By coincidence, a few weeks ago, I saw the artist's exhibition "Saraab in Doha, Qatar at Mathaf, the Arab Museum of Modern Art. There was a gorgeous gunpowder drawing of his version of the Silk Road leading from his native Quanzhuo to Doha. Quanzhou was one of the largest seaports in the 14th century and Arabs traveled there regularly. His show at Mathaf included enormous boulders brought from Quanzhou and carved with epitaphs written for Arabs who were buried in the Muslim cemetaries there. Since one of the common verses was "whoever dies as a foreigner dies a martyr," he had created a "millennial homecoming" for them. I so enjoyed this thoughtful exhibition, full of unexpected alliances and observations. Now I look forward to the show at MOCA.

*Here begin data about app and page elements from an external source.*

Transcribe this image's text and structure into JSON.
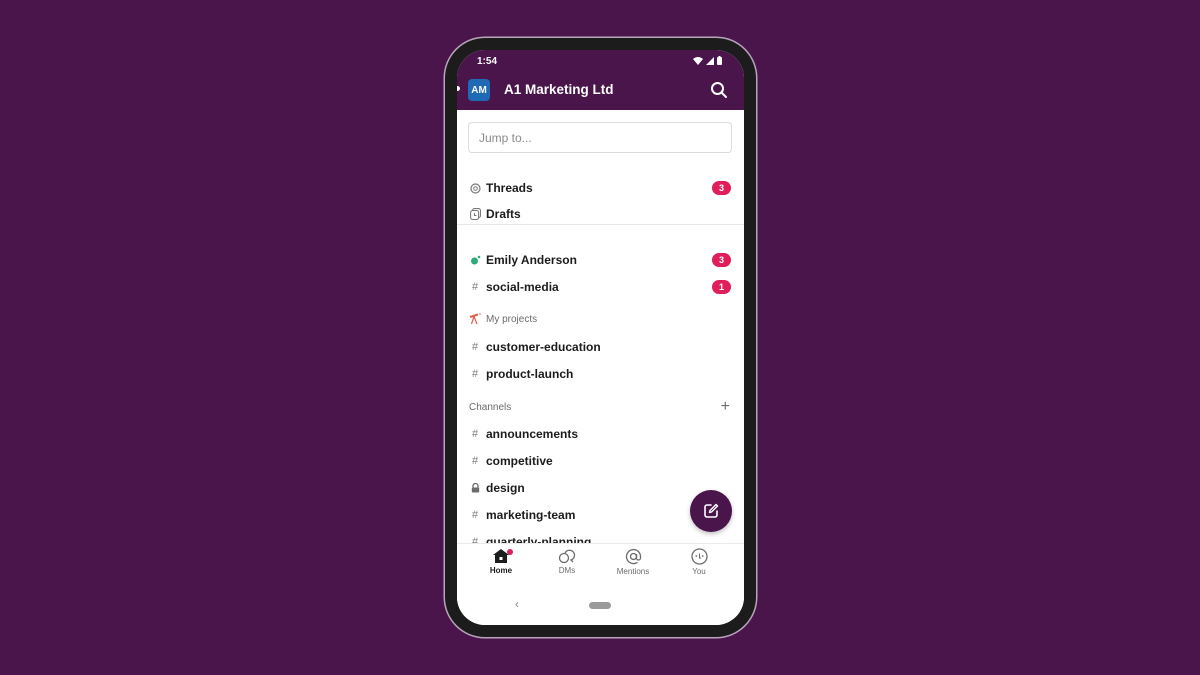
{
  "status_bar": {
    "time": "1:54"
  },
  "header": {
    "workspace_initials": "AM",
    "workspace_name": "A1 Marketing Ltd",
    "search_icon": "search-icon"
  },
  "search": {
    "placeholder": "Jump to..."
  },
  "top_items": [
    {
      "icon": "threads-icon",
      "label": "Threads",
      "badge": "3"
    },
    {
      "icon": "drafts-icon",
      "label": "Drafts",
      "badge": null
    }
  ],
  "unreads": [
    {
      "icon": "dm-presence-icon",
      "label": "Emily Anderson",
      "badge": "3"
    },
    {
      "icon": "hash-icon",
      "label": "social-media",
      "badge": "1"
    }
  ],
  "sections": [
    {
      "title": "My projects",
      "icon": "telescope-icon",
      "items": [
        {
          "icon": "hash-icon",
          "label": "customer-education"
        },
        {
          "icon": "hash-icon",
          "label": "product-launch"
        }
      ]
    },
    {
      "title": "Channels",
      "add_icon": "plus-icon",
      "items": [
        {
          "icon": "hash-icon",
          "label": "announcements"
        },
        {
          "icon": "hash-icon",
          "label": "competitive"
        },
        {
          "icon": "lock-icon",
          "label": "design"
        },
        {
          "icon": "hash-icon",
          "label": "marketing-team"
        },
        {
          "icon": "hash-icon",
          "label": "quarterly-planning"
        }
      ]
    }
  ],
  "fab": {
    "icon": "compose-icon"
  },
  "bottom_nav": [
    {
      "label": "Home",
      "icon": "home-icon",
      "active": true,
      "dot": true
    },
    {
      "label": "DMs",
      "icon": "dms-icon",
      "active": false
    },
    {
      "label": "Mentions",
      "icon": "mentions-icon",
      "active": false
    },
    {
      "label": "You",
      "icon": "you-icon",
      "active": false
    }
  ],
  "colors": {
    "brand": "#4a154b",
    "badge": "#e01e5a",
    "avatar": "#1e6ab4",
    "presence": "#2bac76"
  }
}
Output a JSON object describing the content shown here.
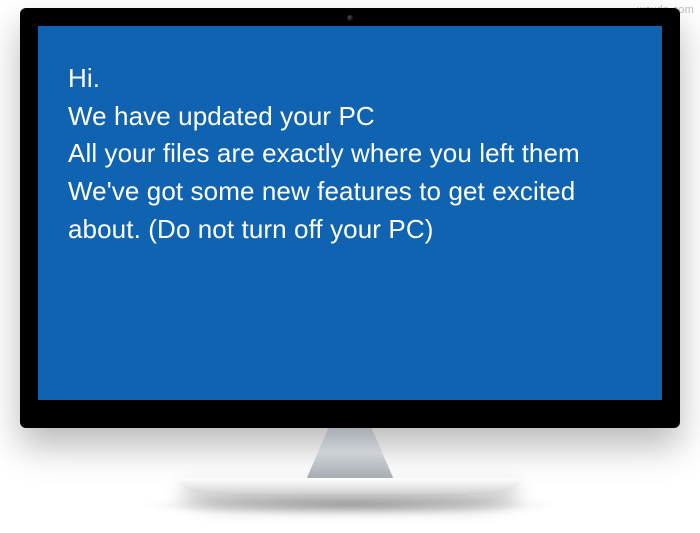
{
  "watermark": "wsxdn.com",
  "screen": {
    "background_color": "#0f63b1",
    "text_color": "#ffffff",
    "lines": [
      "Hi.",
      "We have updated your PC",
      "All your files are exactly where you left them",
      "We've got some new features to get excited about. (Do not turn off your PC)"
    ]
  }
}
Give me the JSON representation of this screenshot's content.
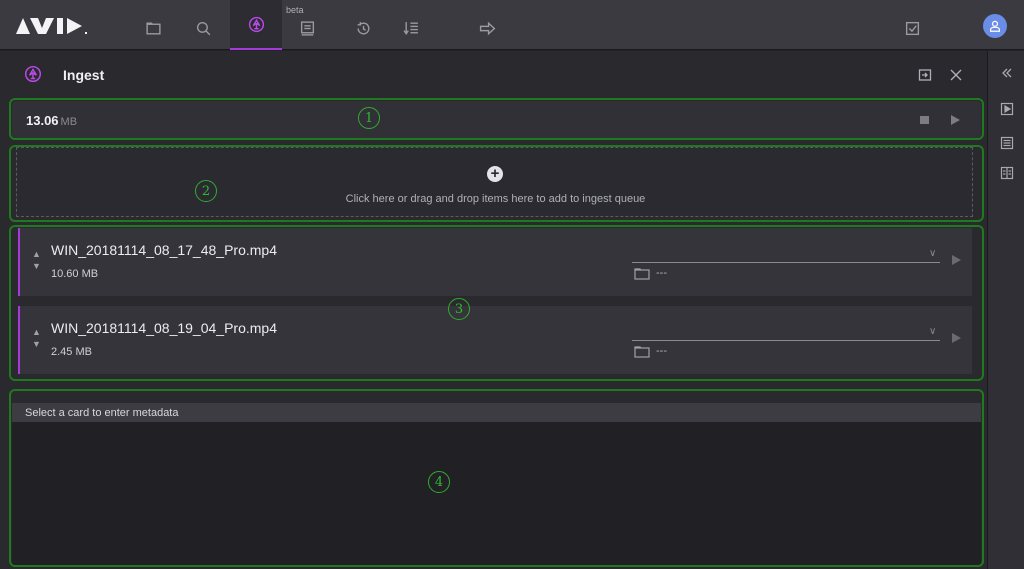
{
  "brand": {
    "logo": "AVID"
  },
  "nav": {
    "items": [
      {
        "icon": "folder-icon"
      },
      {
        "icon": "search-icon"
      },
      {
        "icon": "ingest-icon",
        "active": true
      },
      {
        "icon": "chat-icon",
        "badge": "beta"
      },
      {
        "icon": "history-icon"
      },
      {
        "icon": "rundown-icon"
      },
      {
        "icon": "export-arrow-icon"
      }
    ],
    "tasks_icon": "checkbox-icon",
    "user_icon": "user-avatar-icon",
    "accent_color": "#a63ad8"
  },
  "panel": {
    "title": "Ingest",
    "total_size_value": "13.06",
    "total_size_unit": "MB"
  },
  "drop_zone": {
    "text": "Click here or drag and drop items here to add to ingest queue"
  },
  "queue": [
    {
      "name": "WIN_20181114_08_17_48_Pro.mp4",
      "size": "10.60 MB",
      "destination": "---"
    },
    {
      "name": "WIN_20181114_08_19_04_Pro.mp4",
      "size": "2.45 MB",
      "destination": "---"
    }
  ],
  "metadata": {
    "placeholder": "Select a card to enter metadata"
  },
  "callouts": [
    "1",
    "2",
    "3",
    "4"
  ]
}
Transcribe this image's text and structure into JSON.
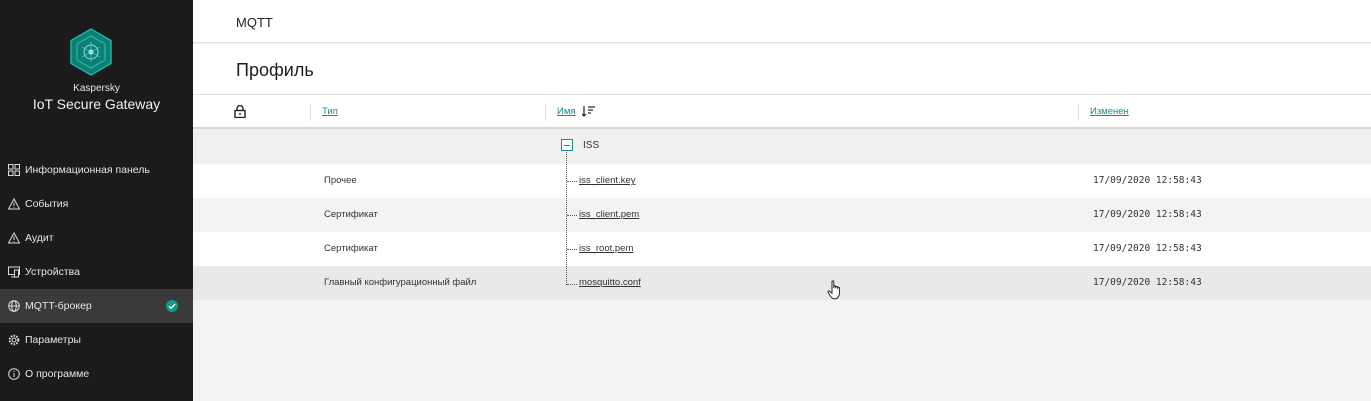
{
  "sidebar": {
    "brand_small": "Kaspersky",
    "brand_big": "IoT Secure Gateway",
    "logo_icon": "kaspersky-hexagon-icon",
    "items": [
      {
        "label": "Информационная панель",
        "icon": "dashboard-icon",
        "active": false
      },
      {
        "label": "События",
        "icon": "warning-triangle-icon",
        "active": false
      },
      {
        "label": "Аудит",
        "icon": "warning-triangle-icon",
        "active": false
      },
      {
        "label": "Устройства",
        "icon": "devices-icon",
        "active": false
      },
      {
        "label": "MQTT-брокер",
        "icon": "globe-icon",
        "active": true
      },
      {
        "label": "Параметры",
        "icon": "gear-icon",
        "active": false
      },
      {
        "label": "О программе",
        "icon": "info-icon",
        "active": false
      }
    ]
  },
  "topbar": {
    "title": "MQTT"
  },
  "page": {
    "title": "Профиль"
  },
  "table": {
    "columns": {
      "type": "Тип",
      "name": "Имя",
      "modified": "Изменен"
    },
    "group": {
      "label": "ISS"
    },
    "rows": [
      {
        "type": "Прочее",
        "name": "iss_client.key",
        "modified": "17/09/2020 12:58:43"
      },
      {
        "type": "Сертификат",
        "name": "iss_client.pem",
        "modified": "17/09/2020 12:58:43"
      },
      {
        "type": "Сертификат",
        "name": "iss_root.pem",
        "modified": "17/09/2020 12:58:43"
      },
      {
        "type": "Главный конфигурационный файл",
        "name": "mosquitto.conf",
        "modified": "17/09/2020 12:58:43"
      }
    ]
  },
  "colors": {
    "accent": "#1a8b8b",
    "sidebar_bg": "#1b1b1b",
    "active_item_bg": "#3a3a3a",
    "badge": "#0f9d8a"
  }
}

Cai Guo-Qiang initially trained in stage design in Shanghai, then lived in Japan from 1986 to 1995. He now lives in New York and is something of an international superstar in contemporary art. In 2008, he has given a retrospective at the Guggenheim Museum in New York and he managed the special effects of the Beijing Olympics. Yet, his demeanor remains humble. The Eastern philosophies that underlie his work stem from strong personal beliefs. Sky Ladder, the exhibition of drawings, videos and an installation, will continue at MOCA through July 30. The exhibit was organized by MOCA director Jeffrey Deitch and curator Rebecca Morse.